I did not want to grow a lawn mostly because I did not want to mow it all summer long. So, I thought I would plant some dwarf mondo grass and I’d be set. I was new to the deer thing and after buying 100 plants online through eBay and then taking a Saturday to plant them, I found I had created an amusement area for the deer. It is true that deer do not like the grass but it does not stop them from pulling it out of the ground and spitting it out. The rest of the summer I watched weeds take over the front yard as the poor uprooted mondo grass lay dying amongst the weeds.

The following fall, I figured I would just mulch under the weeds and start over with something else. I mulched all the fallen leaves – laid down layers of newspaper I had been collecting and spread a thick layer of mulched leaves on top of the paper. This worked beautifully until the first hard downpour. The leaves slid down the hill revealing the layers of newspaper below it. I spent a lot of time re-spreading the leaf mulch over the sloped yard that fall.

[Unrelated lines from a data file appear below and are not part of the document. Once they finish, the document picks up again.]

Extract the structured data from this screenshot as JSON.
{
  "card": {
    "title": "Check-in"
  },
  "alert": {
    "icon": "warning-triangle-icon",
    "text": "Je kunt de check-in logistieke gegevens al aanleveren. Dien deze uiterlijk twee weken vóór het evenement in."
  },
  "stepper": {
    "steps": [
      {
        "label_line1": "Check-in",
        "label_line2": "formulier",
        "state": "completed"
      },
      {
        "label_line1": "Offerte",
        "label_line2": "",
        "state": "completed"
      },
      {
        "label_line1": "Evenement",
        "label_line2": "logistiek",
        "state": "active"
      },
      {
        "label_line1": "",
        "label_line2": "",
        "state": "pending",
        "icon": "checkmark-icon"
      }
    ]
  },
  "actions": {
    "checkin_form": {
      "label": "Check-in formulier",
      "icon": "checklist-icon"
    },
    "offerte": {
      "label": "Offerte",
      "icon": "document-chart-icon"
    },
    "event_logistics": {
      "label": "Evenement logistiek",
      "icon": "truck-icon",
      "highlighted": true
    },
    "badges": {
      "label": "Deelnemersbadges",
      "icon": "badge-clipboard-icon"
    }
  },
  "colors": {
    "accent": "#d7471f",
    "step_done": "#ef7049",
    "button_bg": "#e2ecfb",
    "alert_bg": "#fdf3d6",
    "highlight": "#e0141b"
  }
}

The following spring my neighbor told me that the deer had not bothered the section of her yard where she planted creeping thyme. She divided some of her plantings and gave it to me to try. Sure enough – the deer left it alone all summer. The creeping thyme held up well during the winter – survived the snow that fell in early December and remained through January. As spring arrives, the thyme is lush and green and spreading which is wonderful because I bought 8 packages of creeping thyme from Park Seed and started the plants indoors for planting once the danger of frost has passed.

Here is my hope and I’ll let you know how it all goes – I hope that as the front yard fills in with the creeping thyme it will be able to retain the soil in my yard and that the fragrance will be strong enough that deer will no longer find my front yard appealing. I know the latter hope is slim as I’ve seen a doe bend over a rosemary plant while she feasted on the tomatoes beyond it. But I’m still hopeful that the fragrant thyme with keep my soil in place and keep the deer from pruning my Abelia into strange shapes.

Mother of Thyme – Ground Cover